Kertzer finds fault with Pius XII’s response to the Nazi roundup of Roman Jews on October 16, 1943. He argues that the deportations did not sufficiently concern the pope because he met with British envoy Osborne “on the day the Jews were being forced onto the train in Rome,” but he supposedly failed to mention the deportations. Moreover, when he received the American envoy Harrold Tittmann “the next day,” he again failed to mention the Jews. Once more, Kertzer is simply wrong.
British archives show that Osborne reported to his government on the Vatican’s response: “As soon as he heard of the arrests of Jews in Rome, Cardinal Secretary of State sent for the German Ambassador and formulated some protest.” Slovakian representative Karol Sidor, whom the pope had also received, said, “On the orders of the Holy Father, more than a hundred Jews were . . . hidden in the Generalate of the Jesuits. Similarly, Jews and their entire families were hidden in every monastery.” It is true, however, that Tittmann did not mention the roundup in his report, dated October 19.
As has been known for at least two decades (I first wrote about it in the 2000 edition of Hitler, the War, and the Pope), the October 19 date on the memo is wrong. Other records conclusively establish that the meeting took place on October 14. Thus, the pope could not have spoken about the October 16 roundup; it hadn’t taken place. If Kertzer had done his work properly, he never would have made that mistake.
Kertzer acknowledges that the archives have no “smoking gun,” and he admits that “Pius XII and Adolf Hitler had no affection for each other.” Still, he charges the wartime pontiff with callous disregard for Jewish suffering. Of course, he reached that conclusion long before he looked in the archives. In 2011, Kertzer told the Associated Press that Pius XII was a “moral coward,” and in a series of books across his career he has charged popes of different eras with abusing Jews. That attitude leads him to make truly unfair charges—for example, suggesting that Pius XII’s effort to prevent the war was merely an ambition-driven effort to fulfill his “dream of playing peacemaker.”
At the end of the day, there is some new information in this book, but the author is so unfair that one has a hard time distilling the truth from the bias.
What we do know about Pius, but not from Kertzer, is that he collaborated with those officers of the Wehrmacht who wanted to overthrow Hitler. They approached the pope and asked him to negotiate an armistice with the Allies if they succeeded. We also know that Pius informed the British about this conspiracy and that he notified the Allies in advance about Hitler’s planned invasion of the Netherlands, Belgium, and Luxembourg. We also know that he sent open telegrams commiserating with the overrun nations. We know that he was regularly informed about plans to assassinate Hitler and that the conspirators used his blessing to gain new support for their efforts. We also know of numerous tributes and offers of thanks that were given by Jewish individuals and groups to Pius both after the war and at the time of his death.

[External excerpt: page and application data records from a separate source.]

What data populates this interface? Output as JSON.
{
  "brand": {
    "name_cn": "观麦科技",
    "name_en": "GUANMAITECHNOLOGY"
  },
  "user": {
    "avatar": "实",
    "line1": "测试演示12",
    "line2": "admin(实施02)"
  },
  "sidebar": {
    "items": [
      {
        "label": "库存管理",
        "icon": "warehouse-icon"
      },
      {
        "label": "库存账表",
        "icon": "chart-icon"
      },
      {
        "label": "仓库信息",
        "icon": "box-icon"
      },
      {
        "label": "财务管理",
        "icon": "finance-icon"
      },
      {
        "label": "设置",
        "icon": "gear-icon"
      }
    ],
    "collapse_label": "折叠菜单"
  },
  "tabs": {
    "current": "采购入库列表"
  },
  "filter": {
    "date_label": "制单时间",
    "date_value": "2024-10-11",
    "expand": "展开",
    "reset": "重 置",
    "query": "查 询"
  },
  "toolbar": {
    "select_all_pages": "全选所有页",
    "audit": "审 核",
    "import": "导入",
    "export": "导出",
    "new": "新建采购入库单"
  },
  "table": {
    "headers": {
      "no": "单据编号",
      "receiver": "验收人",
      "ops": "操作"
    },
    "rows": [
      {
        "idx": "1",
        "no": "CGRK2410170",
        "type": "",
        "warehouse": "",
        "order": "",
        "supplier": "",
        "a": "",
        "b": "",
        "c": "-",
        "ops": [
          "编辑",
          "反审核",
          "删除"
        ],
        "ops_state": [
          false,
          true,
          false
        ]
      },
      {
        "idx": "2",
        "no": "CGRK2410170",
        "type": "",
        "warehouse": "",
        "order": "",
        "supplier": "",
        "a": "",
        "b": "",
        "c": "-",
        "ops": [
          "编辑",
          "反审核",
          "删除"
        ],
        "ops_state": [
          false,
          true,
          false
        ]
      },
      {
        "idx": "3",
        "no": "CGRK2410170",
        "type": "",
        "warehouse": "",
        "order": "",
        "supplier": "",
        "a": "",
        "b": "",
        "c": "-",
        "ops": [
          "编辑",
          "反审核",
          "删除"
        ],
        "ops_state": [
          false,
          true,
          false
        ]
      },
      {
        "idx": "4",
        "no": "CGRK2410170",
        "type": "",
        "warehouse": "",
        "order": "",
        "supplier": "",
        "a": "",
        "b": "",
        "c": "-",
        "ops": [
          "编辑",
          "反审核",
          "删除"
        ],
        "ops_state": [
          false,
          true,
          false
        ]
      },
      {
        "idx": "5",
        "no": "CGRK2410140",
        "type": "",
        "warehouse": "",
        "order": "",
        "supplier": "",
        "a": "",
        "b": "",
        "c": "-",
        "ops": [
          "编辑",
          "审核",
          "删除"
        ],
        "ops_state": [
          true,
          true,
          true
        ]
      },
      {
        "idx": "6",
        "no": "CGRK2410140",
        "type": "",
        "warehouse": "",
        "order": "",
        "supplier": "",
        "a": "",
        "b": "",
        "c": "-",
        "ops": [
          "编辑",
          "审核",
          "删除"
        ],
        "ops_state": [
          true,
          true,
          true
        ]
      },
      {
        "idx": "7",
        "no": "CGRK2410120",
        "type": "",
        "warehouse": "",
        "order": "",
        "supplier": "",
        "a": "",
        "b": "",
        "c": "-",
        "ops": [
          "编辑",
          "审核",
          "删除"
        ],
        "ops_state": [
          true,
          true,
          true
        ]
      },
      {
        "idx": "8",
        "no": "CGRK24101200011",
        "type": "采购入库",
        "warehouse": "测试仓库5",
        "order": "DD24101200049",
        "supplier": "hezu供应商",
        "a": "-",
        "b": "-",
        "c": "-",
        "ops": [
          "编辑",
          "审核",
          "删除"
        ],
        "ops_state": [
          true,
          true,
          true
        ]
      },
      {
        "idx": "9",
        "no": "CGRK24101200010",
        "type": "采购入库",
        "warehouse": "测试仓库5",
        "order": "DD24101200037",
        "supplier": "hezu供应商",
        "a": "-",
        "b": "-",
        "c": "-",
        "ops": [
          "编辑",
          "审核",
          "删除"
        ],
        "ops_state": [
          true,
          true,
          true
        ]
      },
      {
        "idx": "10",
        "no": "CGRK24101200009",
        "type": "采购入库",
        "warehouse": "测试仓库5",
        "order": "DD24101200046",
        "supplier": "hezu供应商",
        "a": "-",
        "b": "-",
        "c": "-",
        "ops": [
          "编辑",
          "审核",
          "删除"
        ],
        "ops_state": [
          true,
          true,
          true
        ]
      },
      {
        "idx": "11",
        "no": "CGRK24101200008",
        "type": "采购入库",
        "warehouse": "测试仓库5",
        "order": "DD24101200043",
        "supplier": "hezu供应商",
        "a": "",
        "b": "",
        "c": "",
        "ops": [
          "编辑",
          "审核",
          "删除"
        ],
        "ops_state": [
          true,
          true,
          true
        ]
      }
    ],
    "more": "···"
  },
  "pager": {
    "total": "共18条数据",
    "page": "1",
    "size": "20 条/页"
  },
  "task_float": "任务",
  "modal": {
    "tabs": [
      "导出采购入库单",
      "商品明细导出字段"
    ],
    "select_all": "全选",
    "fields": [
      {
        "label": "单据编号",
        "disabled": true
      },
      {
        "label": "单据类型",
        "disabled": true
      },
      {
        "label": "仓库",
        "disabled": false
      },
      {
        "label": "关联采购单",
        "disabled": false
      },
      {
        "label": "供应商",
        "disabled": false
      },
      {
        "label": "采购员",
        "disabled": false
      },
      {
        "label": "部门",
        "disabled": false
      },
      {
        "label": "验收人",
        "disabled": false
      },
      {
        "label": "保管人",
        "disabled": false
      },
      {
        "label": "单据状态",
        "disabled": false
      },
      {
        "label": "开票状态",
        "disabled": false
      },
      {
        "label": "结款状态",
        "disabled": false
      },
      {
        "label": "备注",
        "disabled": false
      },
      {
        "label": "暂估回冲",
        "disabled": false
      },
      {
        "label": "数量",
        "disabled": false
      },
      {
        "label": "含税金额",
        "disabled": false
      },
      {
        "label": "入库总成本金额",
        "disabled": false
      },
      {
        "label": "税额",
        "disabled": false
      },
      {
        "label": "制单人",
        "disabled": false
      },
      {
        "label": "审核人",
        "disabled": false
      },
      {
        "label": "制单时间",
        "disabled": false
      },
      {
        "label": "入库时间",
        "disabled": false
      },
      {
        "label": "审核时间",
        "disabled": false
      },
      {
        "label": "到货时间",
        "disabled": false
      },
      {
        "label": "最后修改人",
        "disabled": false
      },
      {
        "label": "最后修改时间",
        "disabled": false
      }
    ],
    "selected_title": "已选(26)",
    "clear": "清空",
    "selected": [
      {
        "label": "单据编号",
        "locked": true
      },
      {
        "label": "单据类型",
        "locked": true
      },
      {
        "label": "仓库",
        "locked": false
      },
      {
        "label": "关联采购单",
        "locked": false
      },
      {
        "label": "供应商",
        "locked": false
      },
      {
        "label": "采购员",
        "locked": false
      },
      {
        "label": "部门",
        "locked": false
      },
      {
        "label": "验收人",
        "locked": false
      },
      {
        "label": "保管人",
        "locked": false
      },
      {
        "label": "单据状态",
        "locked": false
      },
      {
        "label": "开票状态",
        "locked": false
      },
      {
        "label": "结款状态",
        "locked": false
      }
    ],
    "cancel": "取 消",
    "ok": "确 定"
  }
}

In June 2022, the Historical Archives of the Second Section of the Vatican Secretariat of State placed online documents relating to 2,700 requests from persecuted Jews for help from the Holy See. These archives confirm the long-standing testimony of witnesses to the tireless efforts of Pius XII and his offices to help people in need regardless of faith. Through more than forty papal interventions, hundreds of thousands of Jews were saved from the death camps. In about 25,000 cases, the Holy See helped Jews escape from Nazi-occupied territories. These diplomatic efforts appear nowhere in The Pope at War. Only with such omissions can Kertzer maintain the argument that Pius XII was indifferent to the fate of the Jews.